D: MRI of the thoracic spine
The most appropriate diagnostic test to perform next is MRI of the thoracic spine (Option D). Myelopathy (any disorder involving the spinal cord) arises from extrinsic (external compression) and intrinsic (intramedullary) pathologic causes. Corticospinal tract injury results in spastic paresis or paralysis, with weakness, hyperreflexia, muscle spasticity, and extensor plantar responses. There is often loss of sensation at or below the site of injury. This patient has signs of thoracic myelopathy on examination, with bilateral patellar hyperreflexia, extensor plantar responses, and a sensory level at approximately T3 (below the nipple line). These examination findings suggest a thoracic cord localization, and thus the most specific test to order would be MRI of the thoracic spine.
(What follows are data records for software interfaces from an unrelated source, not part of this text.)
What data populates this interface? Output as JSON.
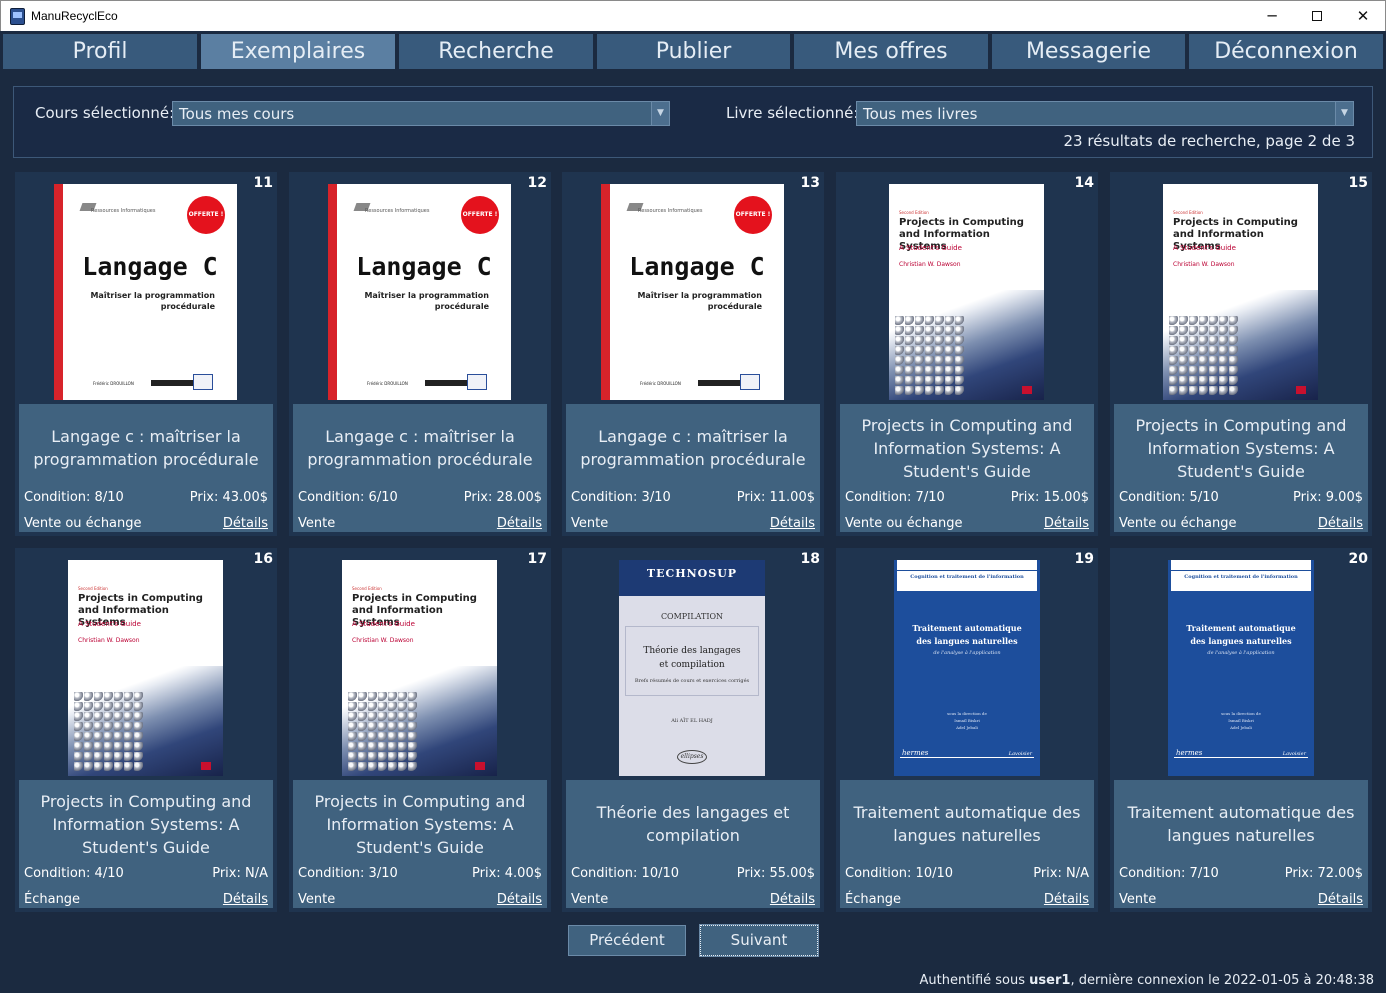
{
  "window": {
    "title": "ManuRecyclEco",
    "minimize": "─",
    "maximize": "",
    "close": "✕"
  },
  "nav": {
    "tabs": [
      "Profil",
      "Exemplaires",
      "Recherche",
      "Publier",
      "Mes offres",
      "Messagerie",
      "Déconnexion"
    ],
    "active": "Exemplaires"
  },
  "filter": {
    "course_label": "Cours sélectionné:",
    "course_value": "Tous mes cours",
    "book_label": "Livre sélectionné:",
    "book_value": "Tous mes livres",
    "results": "23 résultats de recherche, page 2 de 3"
  },
  "covers": {
    "langage": {
      "badge": "OFFERTE !",
      "brand": "Ressources Informatiques",
      "title": "Langage C",
      "subtitle_1": "Maîtriser la programmation",
      "subtitle_2": "procédurale",
      "author": "Frédéric DROUILLON"
    },
    "projects": {
      "edition": "Second Edition",
      "title_1": "Projects in Computing",
      "title_2": "and Information Systems",
      "subtitle": "A Student's Guide",
      "author": "Christian W. Dawson"
    },
    "theorie": {
      "series": "TECHNOSUP",
      "topic": "COMPILATION",
      "title_1": "Théorie des langages",
      "title_2": "et compilation",
      "note": "Brefs résumés de cours et exercices corrigés",
      "author": "Ali AÏT EL HADJ",
      "publisher": "ellipses"
    },
    "traitement": {
      "collection": "Cognition et traitement de l'information",
      "title_1": "Traitement automatique",
      "title_2": "des langues naturelles",
      "subtitle": "de l'analyse à l'application",
      "direction": "sous la direction de",
      "editor_1": "Ismaïl Biskri",
      "editor_2": "Adel Jebali",
      "publisher_1": "hermes",
      "publisher_2": "Lavoisier"
    }
  },
  "books": [
    {
      "num": "11",
      "cover": "langage",
      "title": "Langage c : maîtriser la programmation procédurale",
      "condition": "Condition: 8/10",
      "price": "Prix: 43.00$",
      "mode": "Vente ou échange",
      "details": "Détails"
    },
    {
      "num": "12",
      "cover": "langage",
      "title": "Langage c : maîtriser la programmation procédurale",
      "condition": "Condition: 6/10",
      "price": "Prix: 28.00$",
      "mode": "Vente",
      "details": "Détails"
    },
    {
      "num": "13",
      "cover": "langage",
      "title": "Langage c : maîtriser la programmation procédurale",
      "condition": "Condition: 3/10",
      "price": "Prix: 11.00$",
      "mode": "Vente",
      "details": "Détails"
    },
    {
      "num": "14",
      "cover": "projects",
      "title": "Projects in Computing and Information Systems: A Student's Guide",
      "condition": "Condition: 7/10",
      "price": "Prix: 15.00$",
      "mode": "Vente ou échange",
      "details": "Détails"
    },
    {
      "num": "15",
      "cover": "projects",
      "title": "Projects in Computing and Information Systems: A Student's Guide",
      "condition": "Condition: 5/10",
      "price": "Prix: 9.00$",
      "mode": "Vente ou échange",
      "details": "Détails"
    },
    {
      "num": "16",
      "cover": "projects",
      "title": "Projects in Computing and Information Systems: A Student's Guide",
      "condition": "Condition: 4/10",
      "price": "Prix: N/A",
      "mode": "Échange",
      "details": "Détails"
    },
    {
      "num": "17",
      "cover": "projects",
      "title": "Projects in Computing and Information Systems: A Student's Guide",
      "condition": "Condition: 3/10",
      "price": "Prix: 4.00$",
      "mode": "Vente",
      "details": "Détails"
    },
    {
      "num": "18",
      "cover": "theorie",
      "title": "Théorie des langages et compilation",
      "condition": "Condition: 10/10",
      "price": "Prix: 55.00$",
      "mode": "Vente",
      "details": "Détails"
    },
    {
      "num": "19",
      "cover": "traitement",
      "title": "Traitement automatique des langues naturelles",
      "condition": "Condition: 10/10",
      "price": "Prix: N/A",
      "mode": "Échange",
      "details": "Détails"
    },
    {
      "num": "20",
      "cover": "traitement",
      "title": "Traitement automatique des langues naturelles",
      "condition": "Condition: 7/10",
      "price": "Prix: 72.00$",
      "mode": "Vente",
      "details": "Détails"
    }
  ],
  "pagination": {
    "prev": "Précédent",
    "next": "Suivant"
  },
  "status": {
    "prefix": "Authentifié sous",
    "user": "user1",
    "suffix": ", dernière connexion le 2022-01-05 à 20:48:38"
  }
}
Determining the location and mechanism of injury is crucial for rapidly deciding on the accurate site, type of neuroimaging required, and the kind of specialty consultation (such as neurosurgical) needed.
CT myelography (Option A) is not the most appropriate choice in this situation. Although this imaging modality could potentially reveal a compressive cord cause, it is not clear from the patient's history that the cause is compressive in nature. Whereas CT myelography is sensitive to compressive causes, intrinsic cord pathology can be missed. Noncompressive myelopathy is possible in this patient and can be caused by many inflammatory, infectious, metabolic, vascular, and genetic disorders. Inflammatory causes are most common, including multiple sclerosis, neuromyelitis optica, and sarcoidosis. Finally, CT myelography is invasive and thus should not be used as first-line therapy.
MRI of the brain (Option B) is incorrect. The patient's neurologic examination cannot be explained by a brain lesion. No brain localization can result in a distinct spinal sensory level as seen in this patient. Further, the bilateral findings in the lower extremities would require bilateral brain lesions, which, although they may occur, are less likely than a single lesion in the spinal cord and would likely result in far greater neurologic sequelae than that seen in this patient.
A lumbosacral spine MRI (Option C) would not be an appropriate diagnostic test in this situation because the patient has signs of upper motor neuron dysfunction and a thoracic sensory deficit, which cannot occur in disorders of the lumbosacral spine.
Myelopathy may result in spastic paresis or paralysis, with weakness, hyperreflexia, muscle spasticity, extensor plantar responses, and often loss of sensation at or below the site of injury.
MRI is the preferred initial imaging test for most patients with findings of myelopathy.
Bhattacharyya S. Spinal cord disorders: myelopathy. Am J Med. 2018;131(11):1293–97. [PMID: 29605415] doi:10.1016/j.amjmed.2018.03.009